Brief
Print the entries in full, word for word, but not the pictures.

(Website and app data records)
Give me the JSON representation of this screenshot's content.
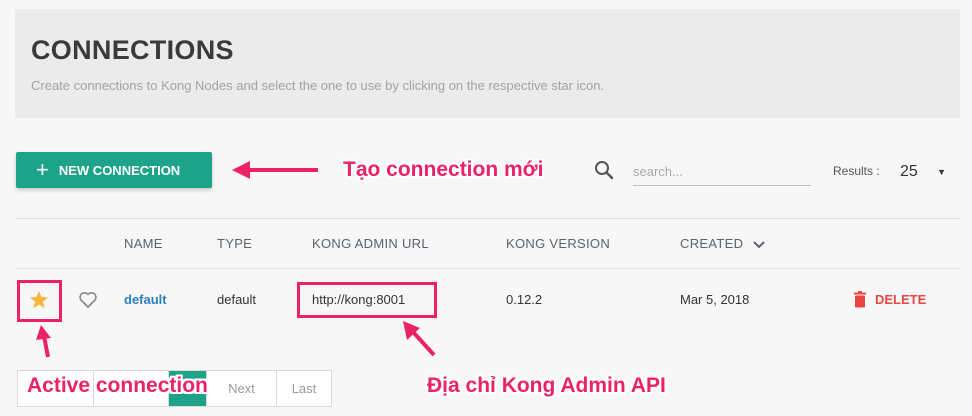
{
  "header": {
    "title": "CONNECTIONS",
    "subtitle": "Create connections to Kong Nodes and select the one to use by clicking on the respective star icon."
  },
  "toolbar": {
    "new_button_label": "NEW CONNECTION",
    "new_button_icon": "plus-icon",
    "search_placeholder": "search...",
    "search_value": "",
    "results_label": "Results :",
    "results_value": "25"
  },
  "table": {
    "columns": [
      "NAME",
      "TYPE",
      "KONG ADMIN URL",
      "KONG VERSION",
      "CREATED"
    ],
    "sort_column": "CREATED",
    "rows": [
      {
        "name": "default",
        "type": "default",
        "kong_admin_url": "http://kong:8001",
        "kong_version": "0.12.2",
        "created": "Mar 5, 2018",
        "active": true,
        "delete_label": "DELETE"
      }
    ]
  },
  "pagination": {
    "current": "1",
    "next_label": "Next",
    "last_label": "Last"
  },
  "annotations": {
    "new_connection": "Tạo connection mới",
    "active_connection": "Active connection",
    "admin_api": "Địa chỉ Kong Admin API"
  },
  "colors": {
    "accent": "#1ca38a",
    "annotation": "#ec2267",
    "star": "#f5b642",
    "delete": "#e84545",
    "link": "#2a7fbf"
  }
}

The answer
Give me the JSON representation of this screenshot's content.
{
  "header": {
    "title": "CONNECTIONS",
    "subtitle": "Create connections to Kong Nodes and select the one to use by clicking on the respective star icon."
  },
  "toolbar": {
    "new_button_label": "NEW CONNECTION",
    "new_button_icon": "plus-icon",
    "search_placeholder": "search...",
    "search_value": "",
    "results_label": "Results :",
    "results_value": "25"
  },
  "table": {
    "columns": [
      "NAME",
      "TYPE",
      "KONG ADMIN URL",
      "KONG VERSION",
      "CREATED"
    ],
    "sort_column": "CREATED",
    "rows": [
      {
        "name": "default",
        "type": "default",
        "kong_admin_url": "http://kong:8001",
        "kong_version": "0.12.2",
        "created": "Mar 5, 2018",
        "active": true,
        "delete_label": "DELETE"
      }
    ]
  },
  "pagination": {
    "current": "1",
    "next_label": "Next",
    "last_label": "Last"
  },
  "annotations": {
    "new_connection": "Tạo connection mới",
    "active_connection": "Active connection",
    "admin_api": "Địa chỉ Kong Admin API"
  },
  "colors": {
    "accent": "#1ca38a",
    "annotation": "#ec2267",
    "star": "#f5b642",
    "delete": "#e84545",
    "link": "#2a7fbf"
  }
}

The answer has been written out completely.